EXERCISE REQUIREMENTS:
Give the entries again exactly as they appear, but without the images.
BEGIN DATA IN THIS EXERCISE
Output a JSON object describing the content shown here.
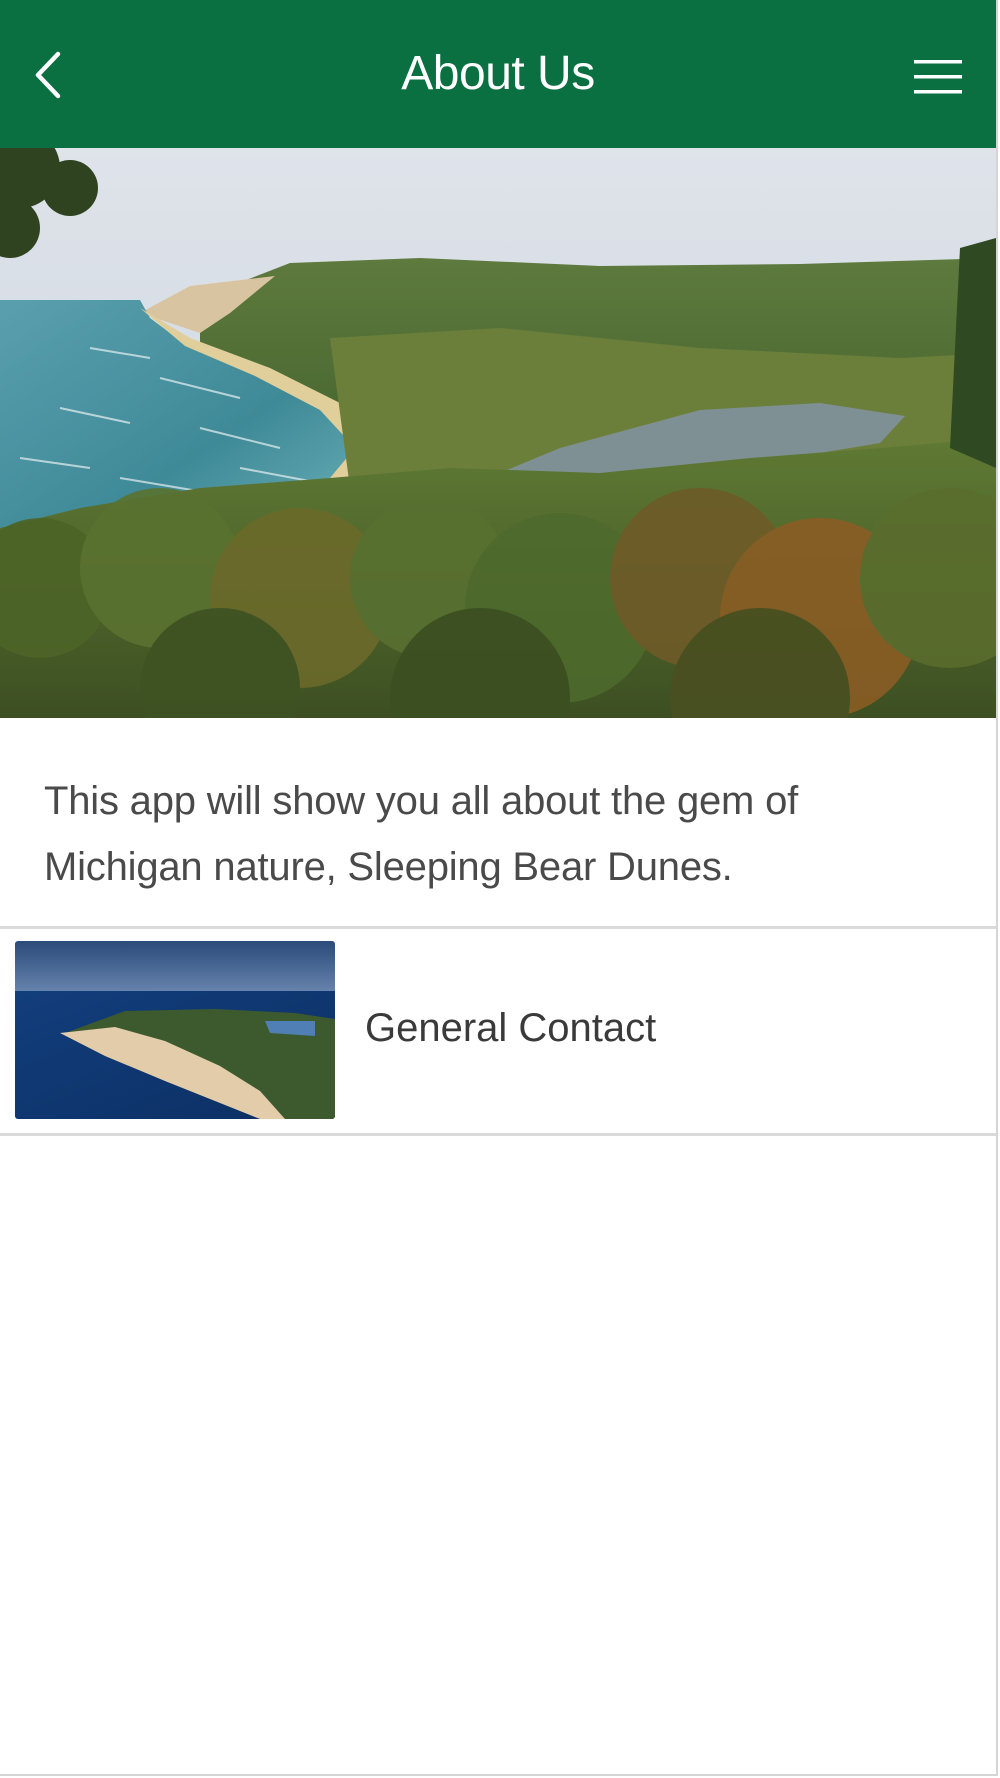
{
  "header": {
    "title": "About Us",
    "back_icon": "chevron-left-icon",
    "menu_icon": "hamburger-menu-icon",
    "background_color": "#0a7041",
    "text_color": "#ffffff"
  },
  "hero": {
    "image": "landscape-photo"
  },
  "intro": {
    "text": "This app will show you all about the gem of Michigan nature, Sleeping Bear Dunes."
  },
  "list": {
    "items": [
      {
        "label": "General Contact",
        "thumbnail": "aerial-dunes-photo"
      }
    ]
  }
}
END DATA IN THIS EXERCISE
EXERCISE ANSWER:
Output a JSON object describing the content shown here.
{
  "header": {
    "title": "About Us",
    "back_icon": "chevron-left-icon",
    "menu_icon": "hamburger-menu-icon",
    "background_color": "#0a7041",
    "text_color": "#ffffff"
  },
  "hero": {
    "image": "landscape-photo"
  },
  "intro": {
    "text": "This app will show you all about the gem of Michigan nature, Sleeping Bear Dunes."
  },
  "list": {
    "items": [
      {
        "label": "General Contact",
        "thumbnail": "aerial-dunes-photo"
      }
    ]
  }
}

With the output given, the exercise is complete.